My favorite was Emprio (£3.9 million, although the realtor confided that she’d take £3 million if I paid cash).  The third-floor master bedroom had a glass wall with panoramic views of the harbor across the foot of the bed.

We all talked a lot about life, generally and in it’s particulars for the week; my worries and theirs.  It really helped me to air out a bit; hopefully my stomach stays unclenched when I get back.

More pictures, of course, on my Flickr site.

The prevalence of abuse

Nigella 1The sun was setting behind us, highlighting the sailboats in the harbor.  They glowed against the dark blue water.  There was a warm breeze, beers and juice glasses scattered over the table.  Our group, five women and two men in 50’s, a 20-something man, were trading easy conversation about families and relationships.

Did you see the picture of Nigella’s husband choking her?  It’s appalling: she was right to have moved out.

I left when my husband threw a glass of water at me.  The physical threat was real and she felt afraid.  The other woman at the table, her neighbor, had divorced under similar circumstances.

What percentage of men abuse their partners? I asked.  Well over half, perhaps as many as 70%, was the female consensus.  Maybe 10%, at most 25%? was the male’s.  Lively discussion ensued.

Partner abuse is morally and legally wrong.  The US department of Justice estimates that 25% of women suffer abuse from their partners, but many say these assaults are the most deeply underreported crime.

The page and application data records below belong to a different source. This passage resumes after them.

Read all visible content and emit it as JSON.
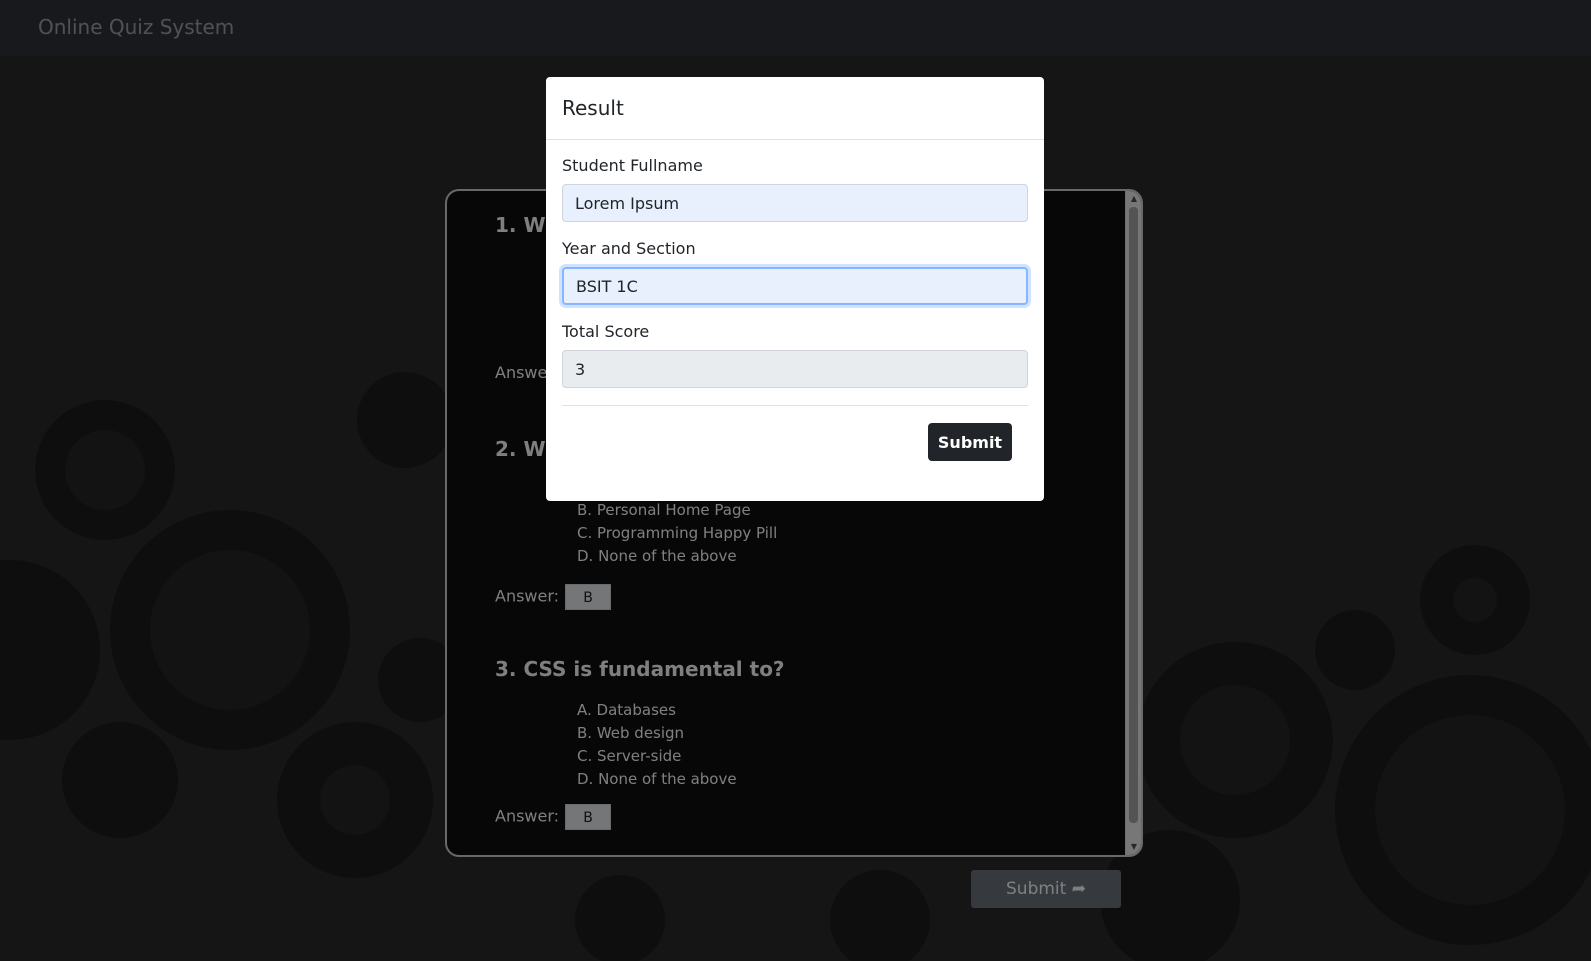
{
  "navbar": {
    "brand": "Online Quiz System"
  },
  "quiz": {
    "questions": [
      {
        "title": "1. Wh",
        "options": [],
        "answer": ""
      },
      {
        "title": "2. Wh",
        "options": [
          "B. Personal Home Page",
          "C. Programming Happy Pill",
          "D. None of the above"
        ],
        "answer": "B"
      },
      {
        "title": "3. CSS is fundamental to?",
        "options": [
          "A. Databases",
          "B. Web design",
          "C. Server-side",
          "D. None of the above"
        ],
        "answer": "B"
      }
    ],
    "answer_label": "Answe",
    "answer_label_full": "Answer:",
    "submit_label": "Submit ➦"
  },
  "modal": {
    "title": "Result",
    "fields": {
      "fullname": {
        "label": "Student Fullname",
        "value": "Lorem Ipsum"
      },
      "section": {
        "label": "Year and Section",
        "value": "BSIT 1C"
      },
      "score": {
        "label": "Total Score",
        "value": "3"
      }
    },
    "submit_label": "Submit"
  }
}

Victims of Violence

The numbers, of course, go higher if abuse is more broadly defined.  Emotional abuse, controlling relationships, manipulative partners are all debilitating and morally wrong, and inclusion lead to  higher numbers.

Violence against women 2

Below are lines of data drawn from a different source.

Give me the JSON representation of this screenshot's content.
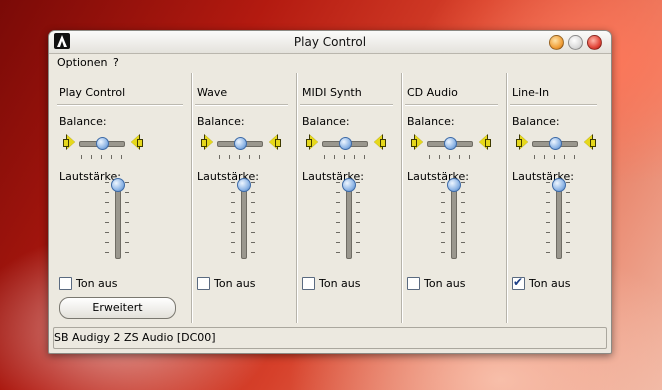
{
  "window": {
    "title": "Play Control"
  },
  "menu": {
    "items": [
      "Optionen",
      "?"
    ]
  },
  "labels": {
    "balance": "Balance:",
    "volume": "Lautstärke:",
    "mute": "Ton aus"
  },
  "channels": [
    {
      "name": "Play Control",
      "balance": 0.5,
      "volume": 1.0,
      "muted": false
    },
    {
      "name": "Wave",
      "balance": 0.5,
      "volume": 1.0,
      "muted": false
    },
    {
      "name": "MIDI Synth",
      "balance": 0.5,
      "volume": 1.0,
      "muted": false
    },
    {
      "name": "CD Audio",
      "balance": 0.5,
      "volume": 1.0,
      "muted": false
    },
    {
      "name": "Line-In",
      "balance": 0.5,
      "volume": 1.0,
      "muted": true
    }
  ],
  "advanced_button": {
    "label": "Erweitert"
  },
  "status": {
    "device": "SB Audigy 2 ZS Audio [DC00]"
  },
  "colors": {
    "slider_thumb": "#8fb6e6",
    "speaker": "#e6d81c",
    "window_bg": "#ece9e0"
  }
}
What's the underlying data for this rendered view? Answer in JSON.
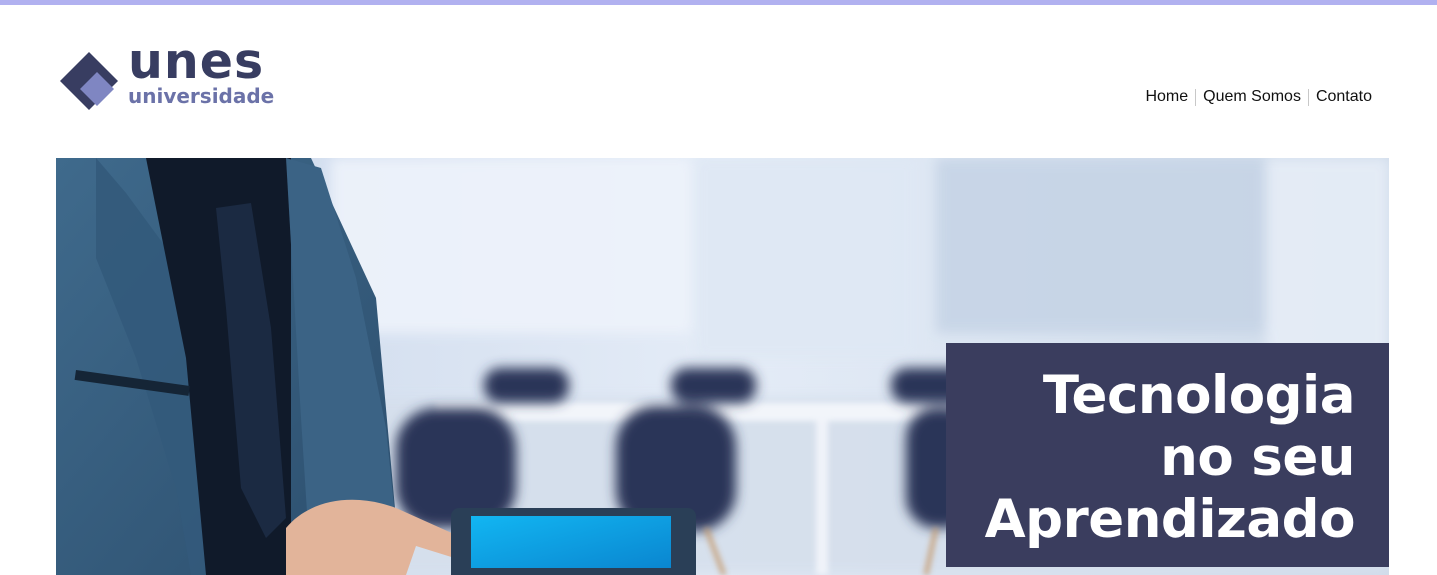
{
  "brand": {
    "name": "unes",
    "tagline": "universidade"
  },
  "nav": {
    "items": [
      {
        "label": "Home"
      },
      {
        "label": "Quem Somos"
      },
      {
        "label": "Contato"
      }
    ]
  },
  "banner": {
    "headline": {
      "line1": "Tecnologia",
      "line2": "no seu",
      "line3": "Aprendizado"
    }
  },
  "colors": {
    "top_bar": "#b1b1f0",
    "brand_dark": "#383d61",
    "brand_light": "#6b72a8",
    "banner_box": "#3a3d5e"
  }
}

Why is there such a divergence in the perceptions,  with women agreeing that well over half of men are abusers, man converge under a quarter?

Personal experience plays a large part, I’m sure. 

The men, and certainly myself, don’t have any friends that are we would characterize as physically violent.  We don’ know what goes on out of sight, and we do end up with a low estimate. Nigella 2 I suspect that age, class, and culture,  may also play a role: the 20-something said that a quarter of his friends were physically aggressive to women in public.

The women seemed to key off of family violence statistics, especially the percentage of abused children who would, in turn, be likely to grow up misogynistic and violent.  One suggested that abused girls grow up with lower expectations of how men behave, more willing to tolerate abuse, more afraid to stop it when they feel vulnerable with  low self-confidence.

In the end, what percentage of men abuse women?  I’d lean towards a third, certainly less than half of men but triple what I would have thought.  Too high in any case.  And, listening to the stories of sadness and loss that followed their divorces, too emotionally and economically devastating.

The conversation drifted, diffused, moved on.  We ordered a pitcher of Pimms and talked on into the evening, the sun reflecting warm and pink across the water and into the clouds.